Last year a green-tea beauty product was launched in what was labelled a “paper bottle” as part of the brand’s initiative to reduce the use of plastic packaging.

A customer questioned the product’s eco-friendly credentials and shared photos of the product showing that it was actually packaged in a plastic bottle wrapped in paper.

3. BBC News website: Facebook mistakenly removes French town’s page

The social network’s algorithm confused the name of the town Ville de Bitche, with the English insult. Bitche’s mayor said the Facebook page of the town (population 5,000) was removed on 19 March for violating site rules. “The name of our town seemed to suffer from a bad interpretation,” he added.

Facebook said it had reinstated the page on Tuesday after spotting the error.

Residents of the Oxfordshire village of ‘Great Coxwell’ are nervous

4. BBC News website: Chinese man kidnapped and killed in body swap scheme

in Guangdong province all dead bodies must to be cremated. A family hired someone to provide them with a substitute body, which was cremated in place of a deceased family member who was then secretly buried in a traditional burial.

But, while the family assumed the man they hired would look for another dead body, he murdered someone in order to fulfil the deal.

5. BBC News website: Egypt seizes ship that blocked Suez Canal

Egypt will impound the giant container ship that blocked the Suez Canal last month until its Japanese owner pays $900m (£652m) in compensation.

One of the Ever Given’s insurers described the claim, which includes $300m for a salvage bonus and $300m for loss of reputation, as “extraordinarily large” and “largely unsupported”.

6. Another ‘almost’ joke: Name five footballers with names associated with meat
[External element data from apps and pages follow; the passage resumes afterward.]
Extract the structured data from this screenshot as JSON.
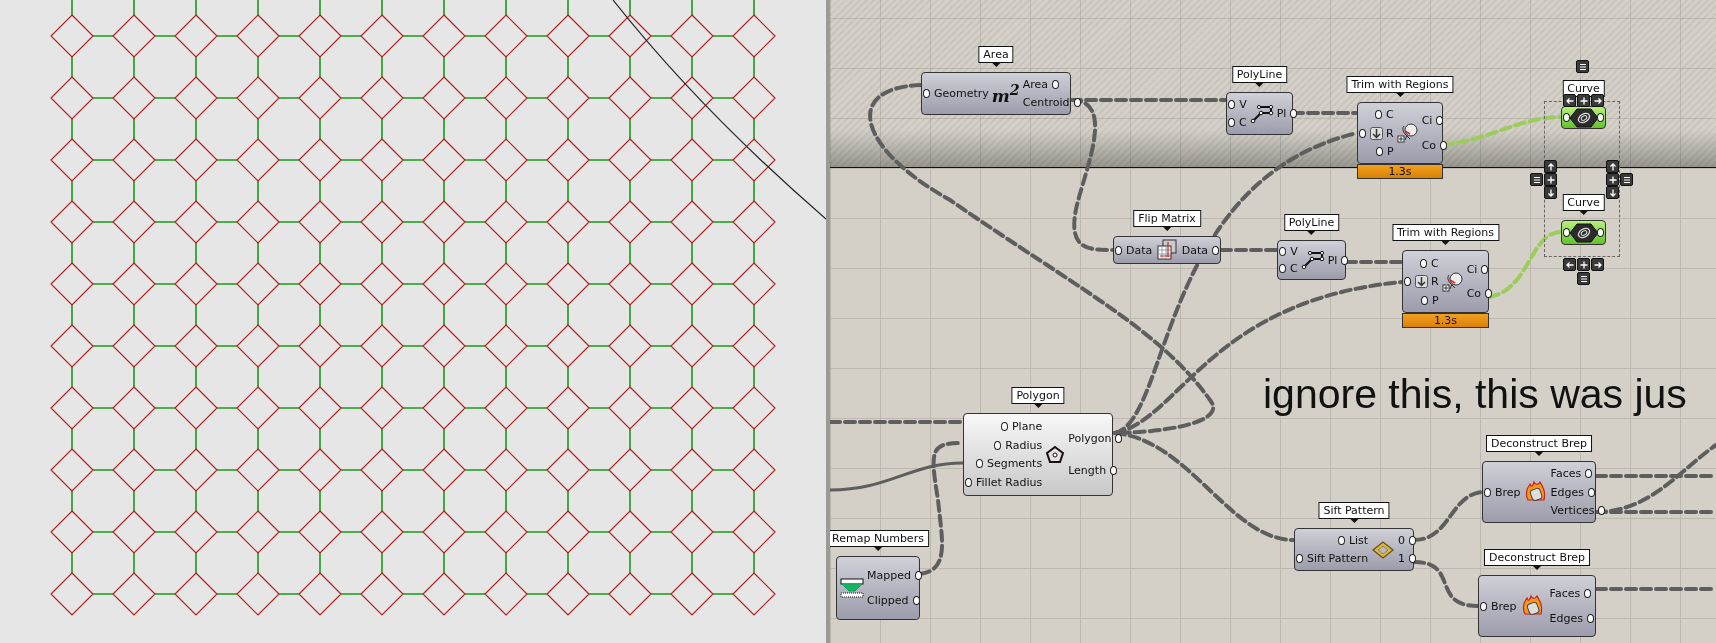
{
  "canvas": {
    "nodes": [
      {
        "kind": "component",
        "label": "Area",
        "inputs": [
          "Geometry"
        ],
        "outputs": [
          "Area",
          "Centroid"
        ],
        "icon_text": "m$^{2}$"
      },
      {
        "kind": "component",
        "label": "PolyLine",
        "inputs": [
          "V",
          "C"
        ],
        "outputs": [
          "Pl"
        ]
      },
      {
        "kind": "component",
        "label": "Trim with Regions",
        "inputs": [
          "C",
          "R",
          "P"
        ],
        "outputs": [
          "Ci",
          "Co"
        ],
        "timing": "1.3s"
      },
      {
        "kind": "param",
        "label": "Curve"
      },
      {
        "kind": "param",
        "label": "Curve"
      },
      {
        "kind": "component",
        "label": "Flip Matrix",
        "inputs": [
          "Data"
        ],
        "outputs": [
          "Data"
        ]
      },
      {
        "kind": "component",
        "label": "PolyLine",
        "inputs": [
          "V",
          "C"
        ],
        "outputs": [
          "Pl"
        ]
      },
      {
        "kind": "component",
        "label": "Trim with Regions",
        "inputs": [
          "C",
          "R",
          "P"
        ],
        "outputs": [
          "Ci",
          "Co"
        ],
        "timing": "1.3s"
      },
      {
        "kind": "light",
        "label": "Polygon",
        "inputs": [
          "Plane",
          "Radius",
          "Segments",
          "Fillet Radius"
        ],
        "outputs": [
          "Polygon",
          "Length"
        ]
      },
      {
        "kind": "component",
        "label": "Remap Numbers",
        "outputs": [
          "Mapped",
          "Clipped"
        ]
      },
      {
        "kind": "component",
        "label": "Sift Pattern",
        "inputs": [
          "List",
          "Sift Pattern"
        ],
        "outputs": [
          "0",
          "1"
        ]
      },
      {
        "kind": "component",
        "label": "Deconstruct Brep",
        "inputs": [
          "Brep"
        ],
        "outputs": [
          "Faces",
          "Edges",
          "Vertices"
        ]
      },
      {
        "kind": "component",
        "label": "Deconstruct Brep",
        "inputs": [
          "Brep"
        ],
        "outputs": [
          "Faces",
          "Edges"
        ]
      }
    ],
    "overlay_text": "ignore this, this was jus"
  }
}
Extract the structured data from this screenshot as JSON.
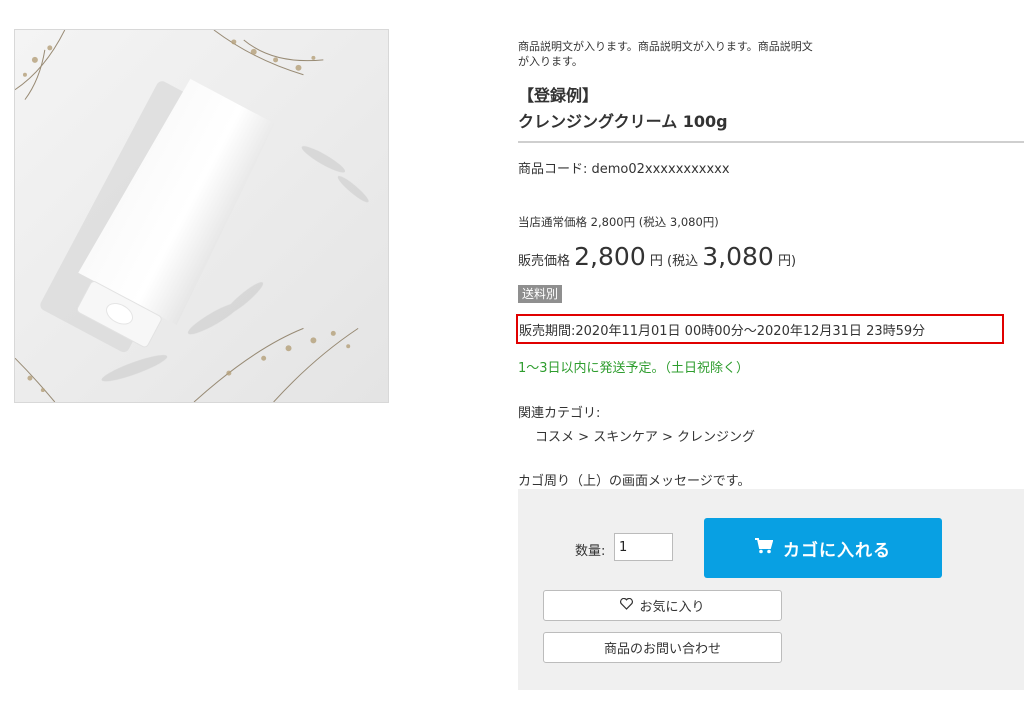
{
  "product": {
    "description": "商品説明文が入ります。商品説明文が入ります。商品説明文が入ります。",
    "title_line1": "【登録例】",
    "title_line2": "クレンジングクリーム 100g",
    "code": "商品コード: demo02xxxxxxxxxxx",
    "normal_price": "当店通常価格 2,800円 (税込 3,080円)",
    "sale_price": {
      "label": "販売価格",
      "price": "2,800",
      "yen": "円",
      "tax_label": "(税込",
      "tax_price": "3,080",
      "tax_yen": "円)"
    },
    "shipping_badge": "送料別",
    "sale_period": "販売期間:2020年11月01日 00時00分〜2020年12月31日 23時59分",
    "delivery": "1〜3日以内に発送予定。（土日祝除く）",
    "category_label": "関連カテゴリ:",
    "category_path": [
      "コスメ",
      ">",
      "スキンケア",
      ">",
      "クレンジング"
    ],
    "cart_message": "カゴ周り（上）の画面メッセージです。"
  },
  "cart": {
    "qty_label": "数量:",
    "qty_value": "1",
    "add_to_cart": "カゴに入れる",
    "favorite": "お気に入り",
    "inquiry": "商品のお問い合わせ"
  },
  "icons": {
    "cart": "cart-icon",
    "favorite": "heart-icon"
  },
  "colors": {
    "cart_button": "#08a0e3",
    "highlight_border": "#e00000",
    "delivery_text": "#2e9d2e",
    "badge_bg": "#8f8f8f"
  }
}
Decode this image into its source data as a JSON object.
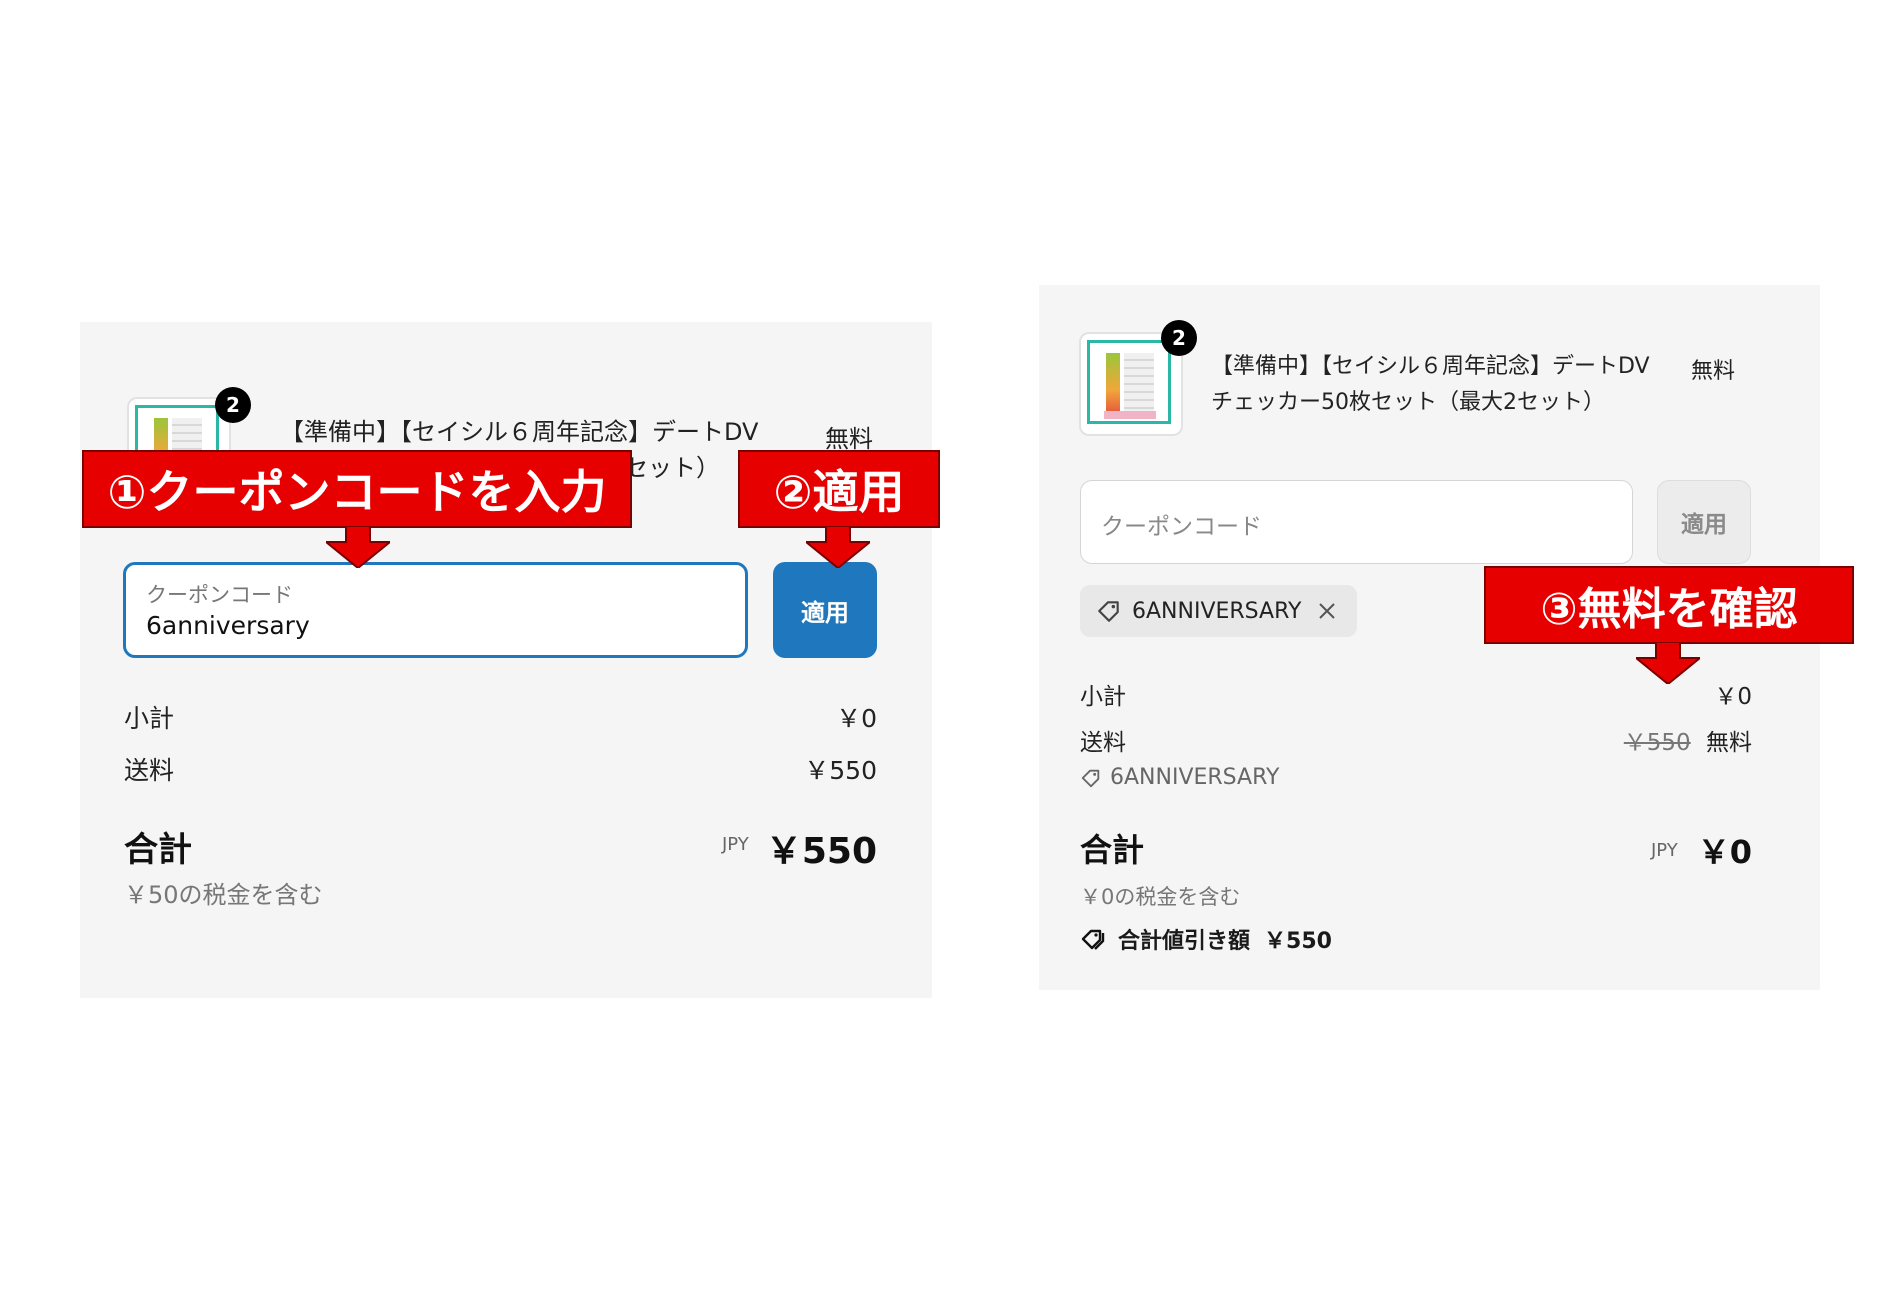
{
  "left": {
    "product": {
      "badge": "2",
      "title_line1": "【準備中】【セイシル６周年記念】デートDV",
      "title_line2_visible": "セット）",
      "price": "無料"
    },
    "coupon_field": {
      "label": "クーポンコード",
      "value": "6anniversary"
    },
    "apply_button": "適用",
    "subtotal": {
      "label": "小計",
      "value": "￥0"
    },
    "shipping": {
      "label": "送料",
      "value": "￥550"
    },
    "total": {
      "label": "合計",
      "currency": "JPY",
      "value": "￥550"
    },
    "tax_note": "￥50の税金を含む"
  },
  "right": {
    "product": {
      "badge": "2",
      "title_line1": "【準備中】【セイシル６周年記念】デートDV",
      "title_line2": "チェッカー50枚セット（最大2セット）",
      "price": "無料"
    },
    "coupon_field": {
      "placeholder": "クーポンコード"
    },
    "apply_button": "適用",
    "applied_code": "6ANNIVERSARY",
    "subtotal": {
      "label": "小計",
      "value": "￥0"
    },
    "shipping": {
      "label": "送料",
      "original": "￥550",
      "value": "無料"
    },
    "discount_code": "6ANNIVERSARY",
    "total": {
      "label": "合計",
      "currency": "JPY",
      "value": "￥0"
    },
    "tax_note": "￥0の税金を含む",
    "total_savings": {
      "label": "合計値引き額",
      "value": "￥550"
    }
  },
  "callouts": {
    "step1": "①クーポンコードを入力",
    "step2": "②適用",
    "step3": "③無料を確認"
  },
  "colors": {
    "accent": "#1f77bd",
    "callout": "#e60000"
  }
}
Bary Venison, Tony Currie, Frank LeBoeuf, Patric Berger and Paulo Wanchope

Like last week, my apologies to those who do not follow football (soccer)